People like to play. As a child, it’s a pretend world with figurines as the child explores human/inanimate interaction. It’s a health human growth sign to see a child learn to play with a ball. They teach themselves timing, physics, and safety: what you can and can not do to avoid painful consequences. As they grow older, swimming/music/education lessons teach them what is not obvious but essential to live in this world, Play can continue throughout a person’s life and can often define their life.
But how does one get a job playing? One, you need some expertise learned from your play. Let’s look at some of the many ways that opportunities in life can present themselves without your realizing it:

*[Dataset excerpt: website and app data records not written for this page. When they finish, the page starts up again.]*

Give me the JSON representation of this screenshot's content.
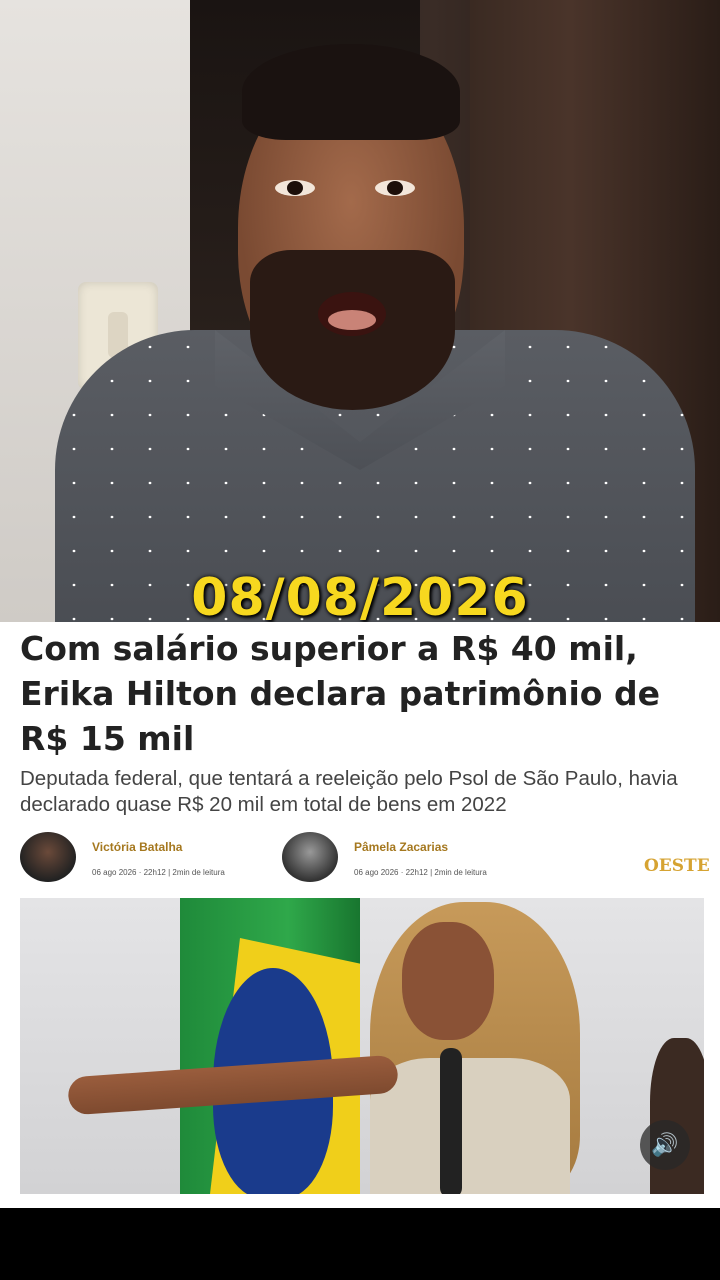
{
  "video": {
    "date_overlay": "08/08/2026"
  },
  "article": {
    "headline": "Com salário superior a R$ 40 mil, Erika Hilton declara patrimônio de R$ 15 mil",
    "subtitle": "Deputada federal, que tentará a reeleição pelo Psol de São Paulo, havia declarado quase R$ 20 mil em total de bens em 2022",
    "authors": [
      {
        "name": "Victória Batalha",
        "meta": "06 ago 2026 · 22h12 | 2min de leitura"
      },
      {
        "name": "Pâmela Zacarias",
        "meta": "06 ago 2026 · 22h12 | 2min de leitura"
      }
    ],
    "brand": "OESTE"
  },
  "controls": {
    "sound_icon": "speaker-icon",
    "sound_glyph": "🔊"
  },
  "colors": {
    "date_overlay": "#f7d81f",
    "author_name": "#a5781f",
    "brand": "#d6a332"
  }
}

- You joined a club sport or league after graduation.
- You transitioned from a school team to a weekend warrior.
- You realized the importance of staying healthy and in shape with new casual sports like jogging or swimming.
- You learned the road back from being out-of-shape to maintaining a healthy lifestyle that includes sport and maybe coaching.
- You found a volunteer position in coaching/refereeing putting the lessons learned to good use.
- Your focus and goals opened a whole vista of sports to the professional and/or Olympic levels to explore and you see a path forward to achieve success in Athletic Management.
- You became involved in school or sport’s Hall of Fame.
- You conducted fundraising for local community sports and beyond such as building stadiums which involves politics while remaining apolitical (politically agnostic).
- You organized community events (meets/dinners/awards) for a particular sport.
- You discovered socializing after games (playing on a company team) can lead to career advancement.
- You wrote a book about your knowledge and experience of sports.
- You learned strategies for recovering from sports injuries.
Transitioning from playing to a job requires experience and credentials. This path of learning may be harder than just playing a game, but it has rules where your determination can make a difference. If you considered your mind as a muscle, how often would you train it and work out to achieve your goals?
To help you learn these ropes which you can climb, I have developed a program called “Six Step to a Paycheck” in my book: Finding a Job in Tough Times. Visit www.findingajob.net for more information about this reflective workbook.